[Try it] How many lines in the entries below contain "function"? Answer with the number only.

Entries from a dataset of interfaces:

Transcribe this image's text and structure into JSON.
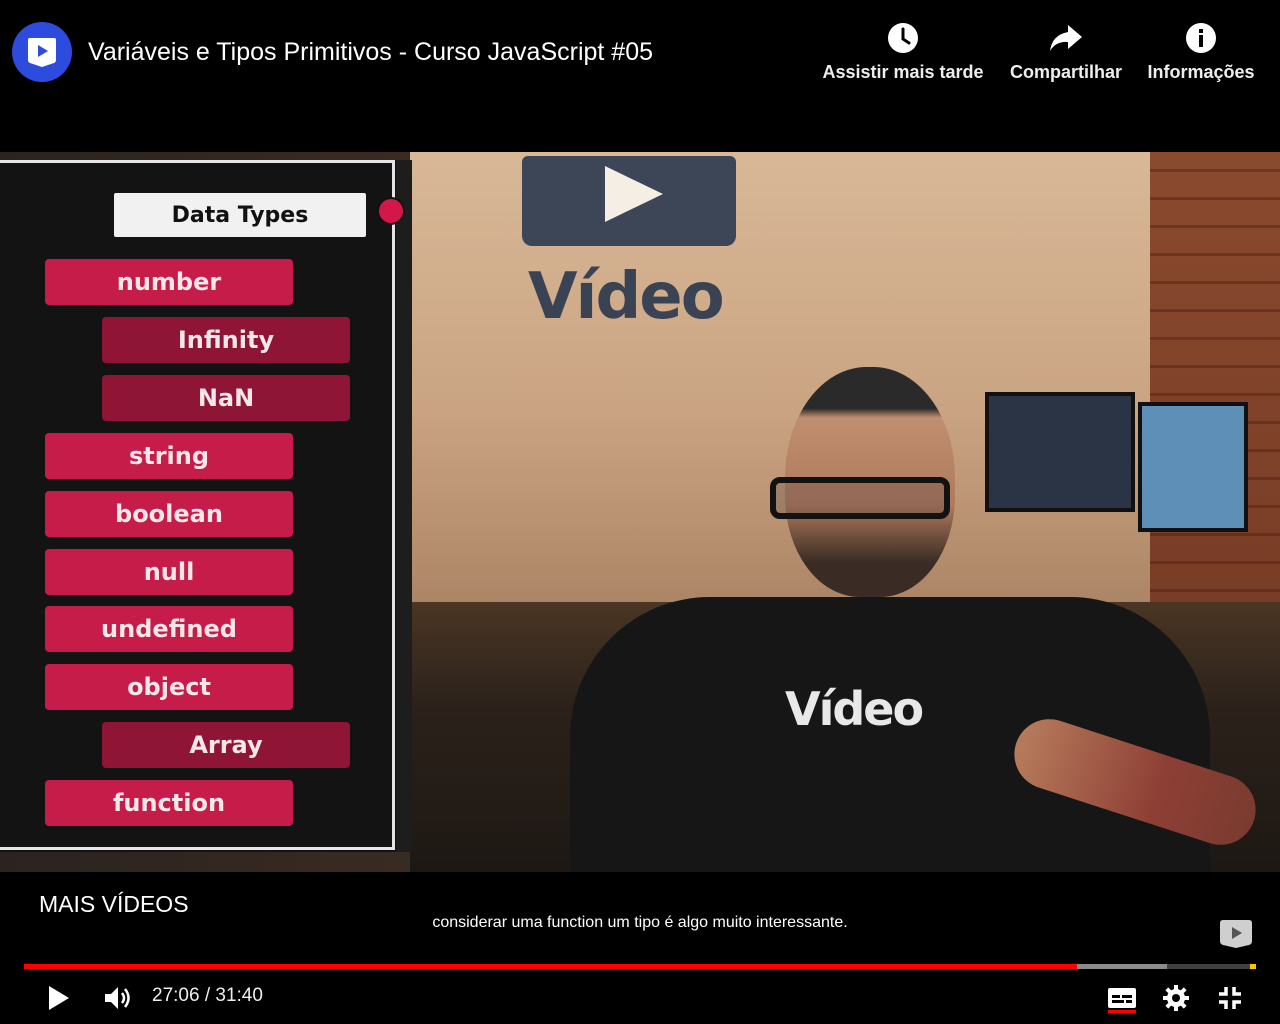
{
  "header": {
    "title": "Variáveis e Tipos Primitivos - Curso JavaScript #05",
    "channel_logo": "curso-em-video-logo-icon",
    "actions": [
      {
        "label": "Assistir mais tarde",
        "icon": "clock-icon"
      },
      {
        "label": "Compartilhar",
        "icon": "share-arrow-icon"
      },
      {
        "label": "Informações",
        "icon": "info-icon"
      }
    ]
  },
  "video_overlay": {
    "header": "Data Types",
    "items": [
      {
        "label": "number",
        "level": "primary"
      },
      {
        "label": "Infinity",
        "level": "sub"
      },
      {
        "label": "NaN",
        "level": "sub"
      },
      {
        "label": "string",
        "level": "primary"
      },
      {
        "label": "boolean",
        "level": "primary"
      },
      {
        "label": "null",
        "level": "primary"
      },
      {
        "label": "undefined",
        "level": "primary"
      },
      {
        "label": "object",
        "level": "primary"
      },
      {
        "label": "Array",
        "level": "sub"
      },
      {
        "label": "function",
        "level": "primary"
      }
    ],
    "scene_brand_text": "Vídeo",
    "shirt_text": "Vídeo"
  },
  "bottom": {
    "more_videos": "MAIS VÍDEOS",
    "caption": "considerar uma function um tipo é algo muito interessante.",
    "time_current": "27:06",
    "time_total": "31:40",
    "time_display": "27:06 / 31:40",
    "played_fraction": 0.855,
    "buffered_fraction": 0.928
  },
  "controls": {
    "play": "play-icon",
    "volume": "volume-icon",
    "captions": "subtitles-icon",
    "settings": "gear-icon",
    "fullscreen_exit": "exit-fullscreen-icon"
  },
  "colors": {
    "accent_red": "#ff0000",
    "chip_primary": "#c61c4a",
    "chip_sub": "#8f1537",
    "channel_blue": "#2d4bdc"
  }
}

[Worked solution] 2